"Yeah, he's fine," I said.  "He can walk cuz we need to get home and have some chili."  Nobody said anything, not even a polite chuckle but I was serious.  If him walking meant getting out of there sooner and going home to a bowl of chili well, let's do it.  Better yet I thought, his bike is in the back of my car.  Maybe he could ride it to this random xray department.  After all, he still had his spandex on.

After much deliberation and the curtain opening and closing around him a dozen times, a wheelchair arrived and we went to some abandoned, empty part of the hospital with one xray room.  "I'll be back," the kid pushing the chair said.

"No, no.  Just wait here with us.  He'll be done in no time and then we can all go back down together and he can get a cast or a sling or a cane and then we can go home.  We can.  We can go home real soon if you'll just stay here.




He left.

Mark got the xray and it was confirmed that his collarbone was indeed broken.  We sat in the hallway for nearly an hour waiting for the kid who dumped us there to come back and get us.

Finally I said, "That's it.  I'm pushing you back myself.  We're not waiting here another minute."

"Do you even know where you're going?" Mark asked.

"No," I said unlocking the brake.  "I have never known where I'm going.  That's my mission statement in life.  No plan.  No direction.  No clue."

The Wheelchair Pusher showed up just then.

We went back to our curtained ER room and waited for a doctor nurse resident med student anybody to advise us so we could be on our merry way.  When a doctor-like person finally arrived for the final curtain opening he said, "It's a broken collarbone.  There's not much we do for those these days.  We'll give you some pain pills, a brace if you want one and that's it.  It will heal on its own."
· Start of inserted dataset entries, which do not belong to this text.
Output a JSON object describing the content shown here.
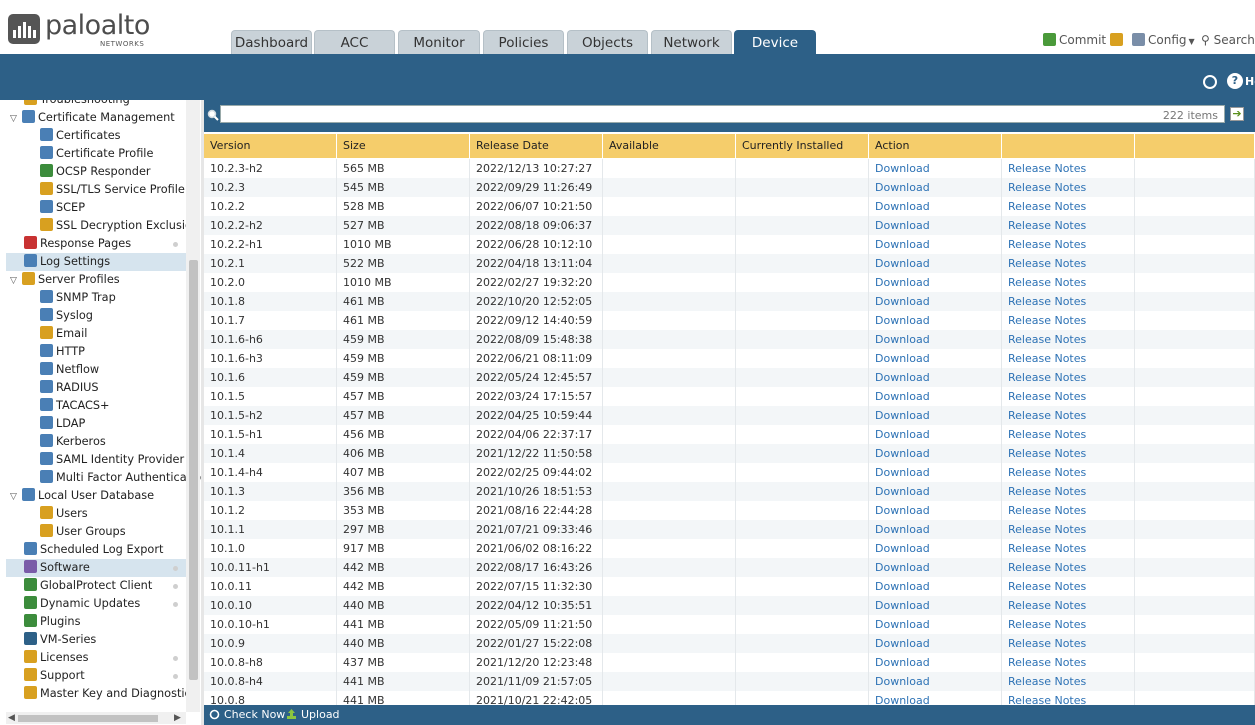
{
  "brand": {
    "name": "paloalto",
    "sub": "NETWORKS"
  },
  "tabs": [
    {
      "label": "Dashboard",
      "active": false
    },
    {
      "label": "ACC",
      "active": false
    },
    {
      "label": "Monitor",
      "active": false
    },
    {
      "label": "Policies",
      "active": false
    },
    {
      "label": "Objects",
      "active": false
    },
    {
      "label": "Network",
      "active": false
    },
    {
      "label": "Device",
      "active": true
    }
  ],
  "toplinks": {
    "commit": "Commit",
    "config": "Config",
    "search": "Search"
  },
  "toolbar": {
    "help": "He"
  },
  "sidebar": {
    "items": [
      {
        "label": "Troubleshooting",
        "indent": 1,
        "icon": "wrench-icon",
        "color": "#d8a020"
      },
      {
        "label": "Certificate Management",
        "indent": 0,
        "expand": true,
        "icon": "certificate-folder-icon",
        "color": "#4a7fb5"
      },
      {
        "label": "Certificates",
        "indent": 2,
        "icon": "certificate-icon",
        "color": "#4a7fb5"
      },
      {
        "label": "Certificate Profile",
        "indent": 2,
        "icon": "certificate-profile-icon",
        "color": "#4a7fb5"
      },
      {
        "label": "OCSP Responder",
        "indent": 2,
        "icon": "ocsp-icon",
        "color": "#3c8c3c"
      },
      {
        "label": "SSL/TLS Service Profile",
        "indent": 2,
        "icon": "lock-icon",
        "color": "#d8a020"
      },
      {
        "label": "SCEP",
        "indent": 2,
        "icon": "scep-icon",
        "color": "#4a7fb5"
      },
      {
        "label": "SSL Decryption Exclusion",
        "indent": 2,
        "icon": "lock-icon",
        "color": "#d8a020"
      },
      {
        "label": "Response Pages",
        "indent": 1,
        "icon": "no-entry-icon",
        "color": "#c83232",
        "dot": true
      },
      {
        "label": "Log Settings",
        "indent": 1,
        "icon": "log-settings-icon",
        "color": "#4a7fb5",
        "selected": true
      },
      {
        "label": "Server Profiles",
        "indent": 0,
        "expand": true,
        "icon": "server-profiles-icon",
        "color": "#d8a020"
      },
      {
        "label": "SNMP Trap",
        "indent": 2,
        "icon": "snmp-icon",
        "color": "#4a7fb5"
      },
      {
        "label": "Syslog",
        "indent": 2,
        "icon": "syslog-icon",
        "color": "#4a7fb5"
      },
      {
        "label": "Email",
        "indent": 2,
        "icon": "email-icon",
        "color": "#d8a020"
      },
      {
        "label": "HTTP",
        "indent": 2,
        "icon": "http-icon",
        "color": "#4a7fb5"
      },
      {
        "label": "Netflow",
        "indent": 2,
        "icon": "netflow-icon",
        "color": "#4a7fb5"
      },
      {
        "label": "RADIUS",
        "indent": 2,
        "icon": "radius-icon",
        "color": "#4a7fb5"
      },
      {
        "label": "TACACS+",
        "indent": 2,
        "icon": "tacacs-icon",
        "color": "#4a7fb5"
      },
      {
        "label": "LDAP",
        "indent": 2,
        "icon": "ldap-icon",
        "color": "#4a7fb5"
      },
      {
        "label": "Kerberos",
        "indent": 2,
        "icon": "kerberos-icon",
        "color": "#4a7fb5"
      },
      {
        "label": "SAML Identity Provider",
        "indent": 2,
        "icon": "saml-icon",
        "color": "#4a7fb5"
      },
      {
        "label": "Multi Factor Authentication",
        "indent": 2,
        "icon": "mfa-icon",
        "color": "#4a7fb5"
      },
      {
        "label": "Local User Database",
        "indent": 0,
        "expand": true,
        "icon": "user-database-icon",
        "color": "#4a7fb5"
      },
      {
        "label": "Users",
        "indent": 2,
        "icon": "user-icon",
        "color": "#d8a020"
      },
      {
        "label": "User Groups",
        "indent": 2,
        "icon": "user-group-icon",
        "color": "#d8a020"
      },
      {
        "label": "Scheduled Log Export",
        "indent": 1,
        "icon": "log-export-icon",
        "color": "#4a7fb5"
      },
      {
        "label": "Software",
        "indent": 1,
        "icon": "software-icon",
        "color": "#7a5ca8",
        "selected": true,
        "dot": true
      },
      {
        "label": "GlobalProtect Client",
        "indent": 1,
        "icon": "globe-icon",
        "color": "#3c8c3c",
        "dot": true
      },
      {
        "label": "Dynamic Updates",
        "indent": 1,
        "icon": "dynamic-updates-icon",
        "color": "#3c8c3c",
        "dot": true
      },
      {
        "label": "Plugins",
        "indent": 1,
        "icon": "plugin-icon",
        "color": "#3c8c3c"
      },
      {
        "label": "VM-Series",
        "indent": 1,
        "icon": "vm-series-icon",
        "color": "#2d6087"
      },
      {
        "label": "Licenses",
        "indent": 1,
        "icon": "key-icon",
        "color": "#d8a020",
        "dot": true
      },
      {
        "label": "Support",
        "indent": 1,
        "icon": "support-icon",
        "color": "#d8a020",
        "dot": true
      },
      {
        "label": "Master Key and Diagnostics",
        "indent": 1,
        "icon": "lock-icon",
        "color": "#d8a020"
      }
    ]
  },
  "search": {
    "placeholder": "",
    "count": "222 items"
  },
  "table": {
    "headers": [
      "Version",
      "Size",
      "Release Date",
      "Available",
      "Currently Installed",
      "Action",
      ""
    ],
    "rows": [
      [
        "10.2.3-h2",
        "565 MB",
        "2022/12/13 10:27:27",
        "",
        "",
        "Download",
        "Release Notes"
      ],
      [
        "10.2.3",
        "545 MB",
        "2022/09/29 11:26:49",
        "",
        "",
        "Download",
        "Release Notes"
      ],
      [
        "10.2.2",
        "528 MB",
        "2022/06/07 10:21:50",
        "",
        "",
        "Download",
        "Release Notes"
      ],
      [
        "10.2.2-h2",
        "527 MB",
        "2022/08/18 09:06:37",
        "",
        "",
        "Download",
        "Release Notes"
      ],
      [
        "10.2.2-h1",
        "1010 MB",
        "2022/06/28 10:12:10",
        "",
        "",
        "Download",
        "Release Notes"
      ],
      [
        "10.2.1",
        "522 MB",
        "2022/04/18 13:11:04",
        "",
        "",
        "Download",
        "Release Notes"
      ],
      [
        "10.2.0",
        "1010 MB",
        "2022/02/27 19:32:20",
        "",
        "",
        "Download",
        "Release Notes"
      ],
      [
        "10.1.8",
        "461 MB",
        "2022/10/20 12:52:05",
        "",
        "",
        "Download",
        "Release Notes"
      ],
      [
        "10.1.7",
        "461 MB",
        "2022/09/12 14:40:59",
        "",
        "",
        "Download",
        "Release Notes"
      ],
      [
        "10.1.6-h6",
        "459 MB",
        "2022/08/09 15:48:38",
        "",
        "",
        "Download",
        "Release Notes"
      ],
      [
        "10.1.6-h3",
        "459 MB",
        "2022/06/21 08:11:09",
        "",
        "",
        "Download",
        "Release Notes"
      ],
      [
        "10.1.6",
        "459 MB",
        "2022/05/24 12:45:57",
        "",
        "",
        "Download",
        "Release Notes"
      ],
      [
        "10.1.5",
        "457 MB",
        "2022/03/24 17:15:57",
        "",
        "",
        "Download",
        "Release Notes"
      ],
      [
        "10.1.5-h2",
        "457 MB",
        "2022/04/25 10:59:44",
        "",
        "",
        "Download",
        "Release Notes"
      ],
      [
        "10.1.5-h1",
        "456 MB",
        "2022/04/06 22:37:17",
        "",
        "",
        "Download",
        "Release Notes"
      ],
      [
        "10.1.4",
        "406 MB",
        "2021/12/22 11:50:58",
        "",
        "",
        "Download",
        "Release Notes"
      ],
      [
        "10.1.4-h4",
        "407 MB",
        "2022/02/25 09:44:02",
        "",
        "",
        "Download",
        "Release Notes"
      ],
      [
        "10.1.3",
        "356 MB",
        "2021/10/26 18:51:53",
        "",
        "",
        "Download",
        "Release Notes"
      ],
      [
        "10.1.2",
        "353 MB",
        "2021/08/16 22:44:28",
        "",
        "",
        "Download",
        "Release Notes"
      ],
      [
        "10.1.1",
        "297 MB",
        "2021/07/21 09:33:46",
        "",
        "",
        "Download",
        "Release Notes"
      ],
      [
        "10.1.0",
        "917 MB",
        "2021/06/02 08:16:22",
        "",
        "",
        "Download",
        "Release Notes"
      ],
      [
        "10.0.11-h1",
        "442 MB",
        "2022/08/17 16:43:26",
        "",
        "",
        "Download",
        "Release Notes"
      ],
      [
        "10.0.11",
        "442 MB",
        "2022/07/15 11:32:30",
        "",
        "",
        "Download",
        "Release Notes"
      ],
      [
        "10.0.10",
        "440 MB",
        "2022/04/12 10:35:51",
        "",
        "",
        "Download",
        "Release Notes"
      ],
      [
        "10.0.10-h1",
        "441 MB",
        "2022/05/09 11:21:50",
        "",
        "",
        "Download",
        "Release Notes"
      ],
      [
        "10.0.9",
        "440 MB",
        "2022/01/27 15:22:08",
        "",
        "",
        "Download",
        "Release Notes"
      ],
      [
        "10.0.8-h8",
        "437 MB",
        "2021/12/20 12:23:48",
        "",
        "",
        "Download",
        "Release Notes"
      ],
      [
        "10.0.8-h4",
        "441 MB",
        "2021/11/09 21:57:05",
        "",
        "",
        "Download",
        "Release Notes"
      ],
      [
        "10.0.8",
        "441 MB",
        "2021/10/21 22:42:05",
        "",
        "",
        "Download",
        "Release Notes"
      ]
    ]
  },
  "footer": {
    "check_now": "Check Now",
    "upload": "Upload"
  }
}
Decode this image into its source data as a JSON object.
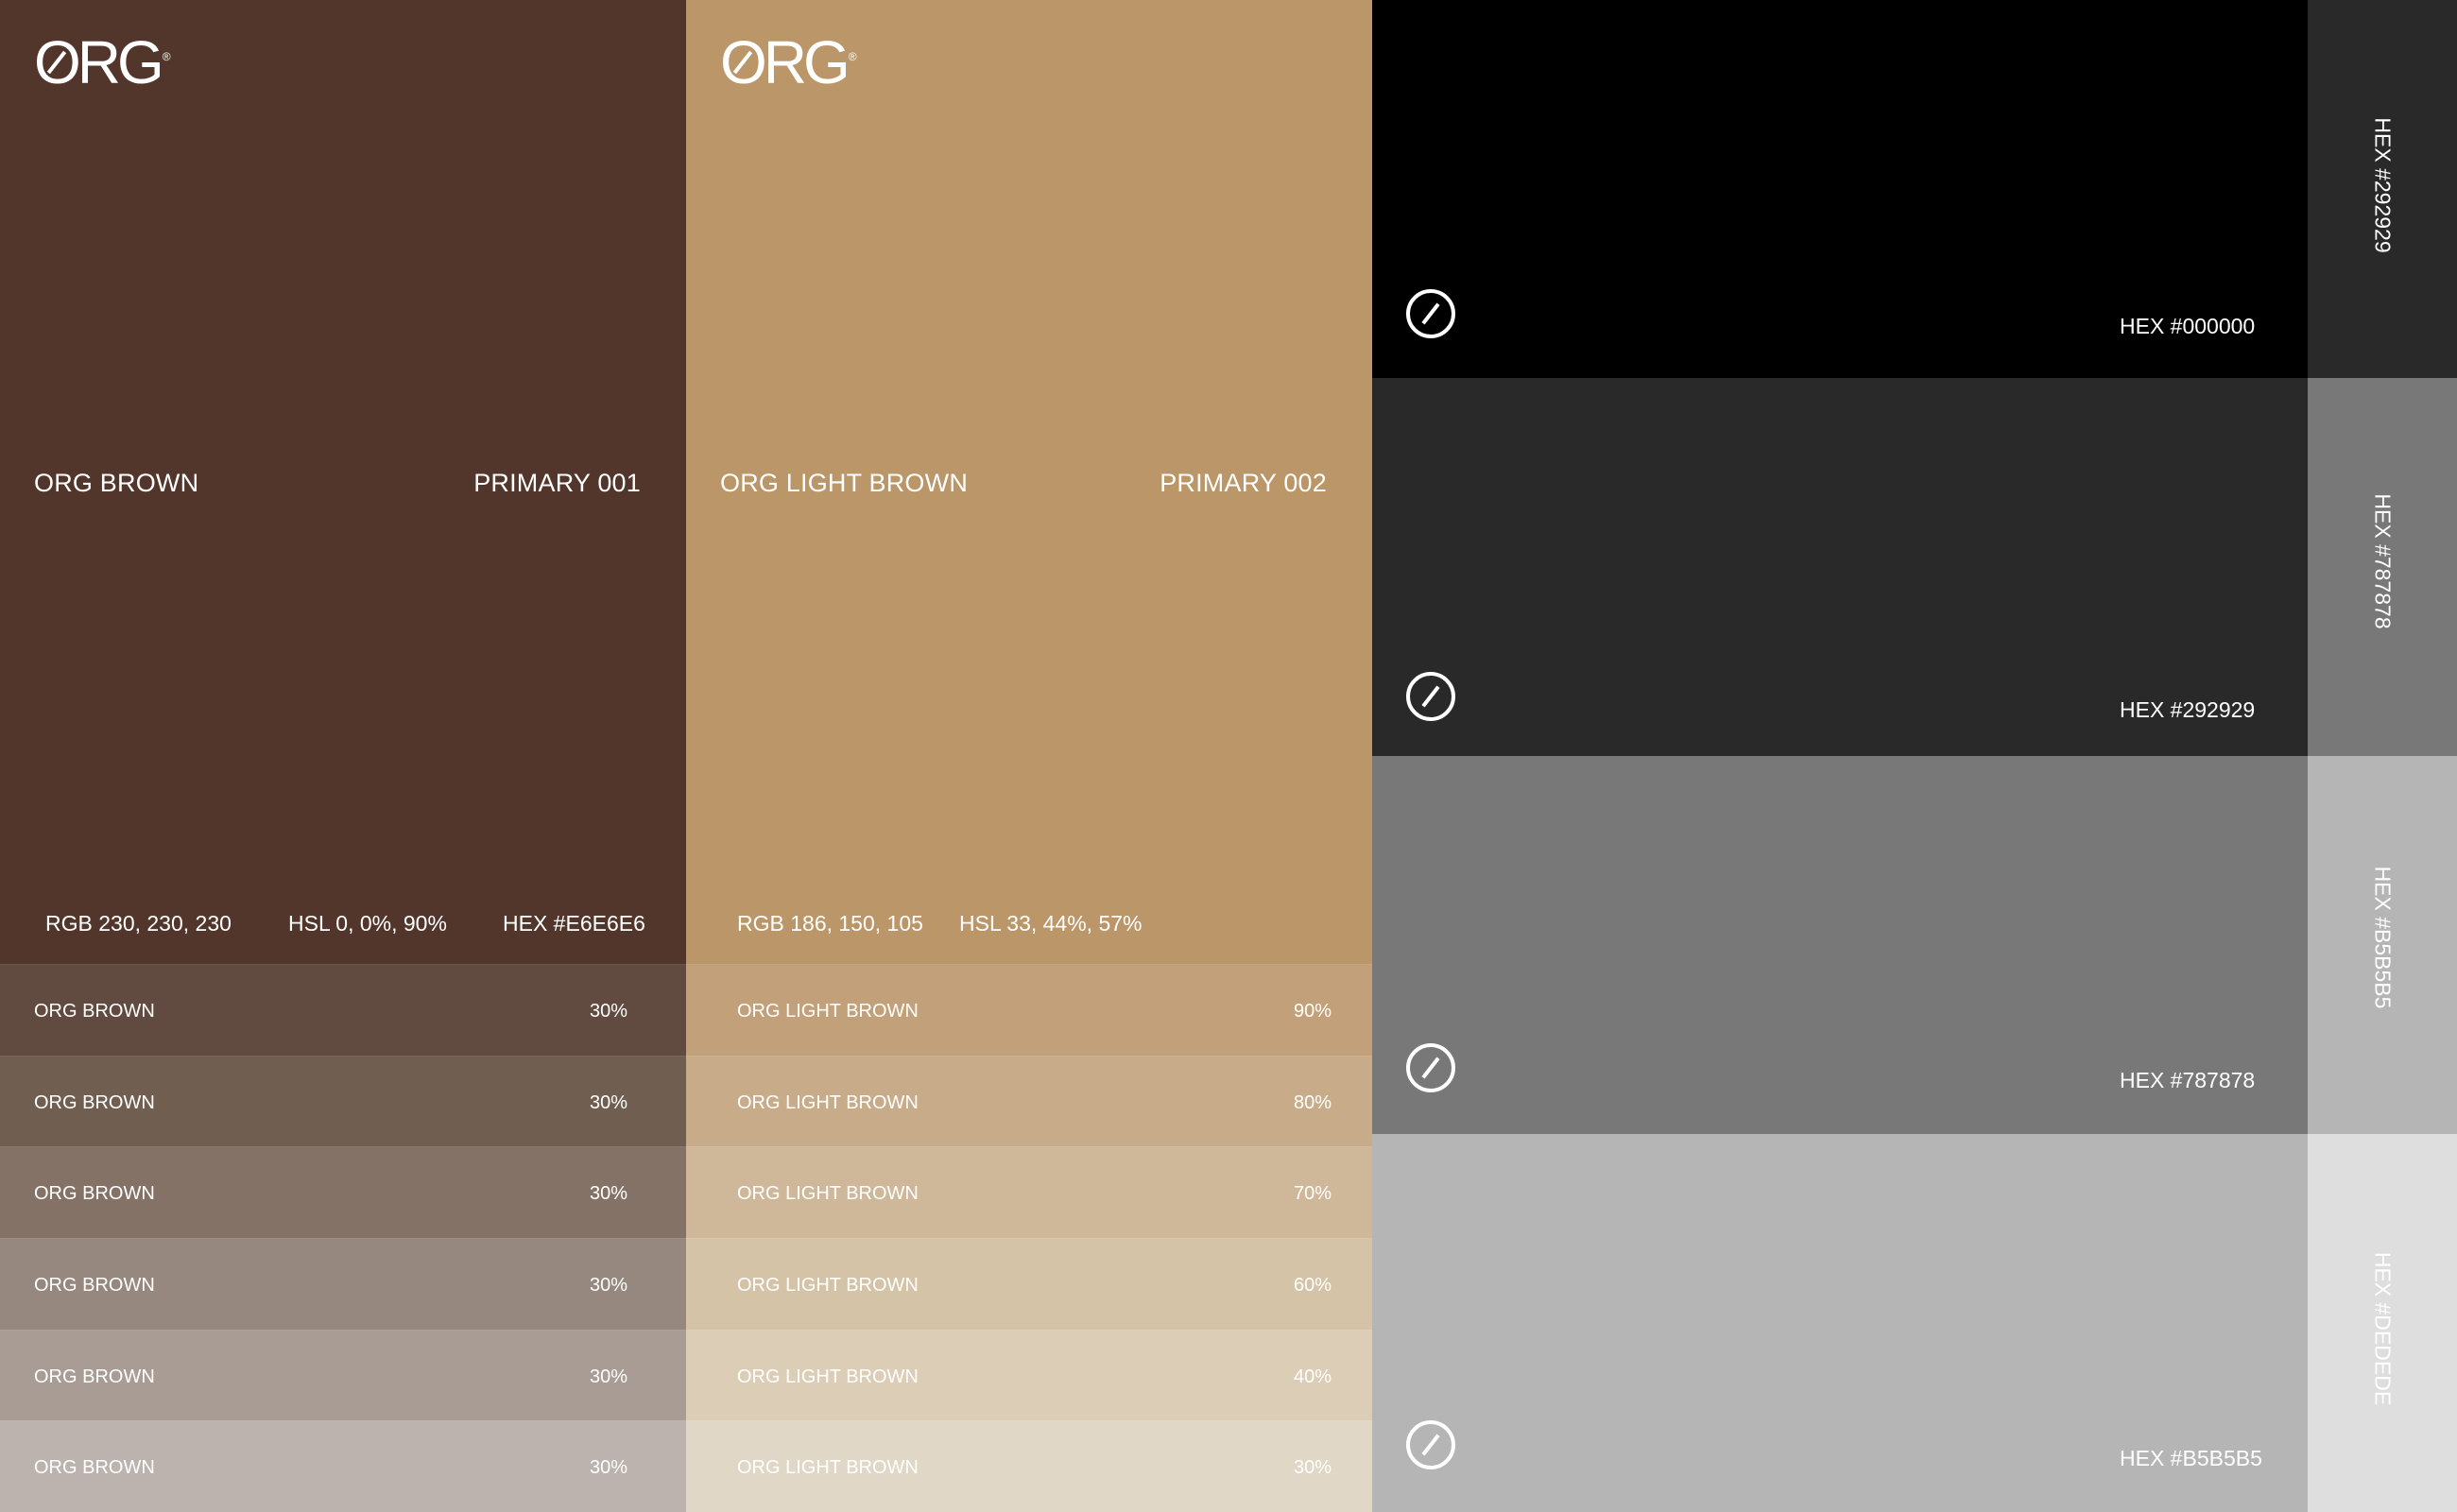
{
  "brown": {
    "logo_text": "ORG",
    "name": "ORG BROWN",
    "primary": "PRIMARY 001",
    "rgb": "RGB 230, 230, 230",
    "hsl": "HSL 0, 0%, 90%",
    "hex": "HEX #E6E6E6",
    "color": "#52362B",
    "tints": [
      {
        "label": "ORG BROWN",
        "pct": "30%",
        "color": "#614A3F"
      },
      {
        "label": "ORG BROWN",
        "pct": "30%",
        "color": "#705F51"
      },
      {
        "label": "ORG BROWN",
        "pct": "30%",
        "color": "#847267"
      },
      {
        "label": "ORG BROWN",
        "pct": "30%",
        "color": "#96887E"
      },
      {
        "label": "ORG BROWN",
        "pct": "30%",
        "color": "#A99C95"
      },
      {
        "label": "ORG BROWN",
        "pct": "30%",
        "color": "#BCB3AE"
      }
    ]
  },
  "light": {
    "logo_text": "ORG",
    "name": "ORG LIGHT BROWN",
    "primary": "PRIMARY 002",
    "rgb": "RGB 186, 150, 105",
    "hsl": "HSL 33, 44%, 57%",
    "color": "#BA9669",
    "tints": [
      {
        "label": "ORG LIGHT BROWN",
        "pct": "90%",
        "color": "#C2A17A"
      },
      {
        "label": "ORG LIGHT BROWN",
        "pct": "80%",
        "color": "#C8AC8A"
      },
      {
        "label": "ORG LIGHT BROWN",
        "pct": "70%",
        "color": "#CFB799"
      },
      {
        "label": "ORG LIGHT BROWN",
        "pct": "60%",
        "color": "#D5C3A7"
      },
      {
        "label": "ORG LIGHT BROWN",
        "pct": "40%",
        "color": "#DCCEB6"
      },
      {
        "label": "ORG LIGHT BROWN",
        "pct": "30%",
        "color": "#E1D7C6"
      }
    ]
  },
  "grays": [
    {
      "hex": "HEX #000000",
      "color": "#000000"
    },
    {
      "hex": "HEX #292929",
      "color": "#292929"
    },
    {
      "hex": "HEX #787878",
      "color": "#787878"
    },
    {
      "hex": "HEX #B5B5B5",
      "color": "#B5B5B5"
    }
  ],
  "strip": [
    {
      "hex": "HEX #292929",
      "color": "#292929"
    },
    {
      "hex": "HEX #787878",
      "color": "#787878"
    },
    {
      "hex": "HEX #B5B5B5",
      "color": "#B5B5B5"
    },
    {
      "hex": "HEX #DEDEDE",
      "color": "#DEDEDE"
    }
  ],
  "icons": {
    "logo": "org-logo-icon",
    "swatch_mark": "slashed-circle-icon"
  }
}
And I started to seriously lose it. "What???  Are you kidding me?  We've been here all night for that???  I missed chili for something that will heal on its own!"

"There, there," Mark said wincing as he got up.  "You're going to be just fine in no time."

We stopped at the hospital pharmacy (which was only slightly faster than the ER), got some pain pills and I drove us home nice and slow so as not to upset the cracked collarbone.  At midnight, with my coat still on I sat down and ate a bowl of crusty, overcooked chili that I scraped from the bottom of the pot.

Mr. Tour de Shoulder Smash sat at the table grinning in his slinged arm.  Missing were his glasses which had flown off his head as he was falling and were subsequently run over by the ambulance.  I gave him the stinkeye for ruining what was supposed to be the saving-the-marriage-dinner.

By then the Percocet had kicked in and he winked back.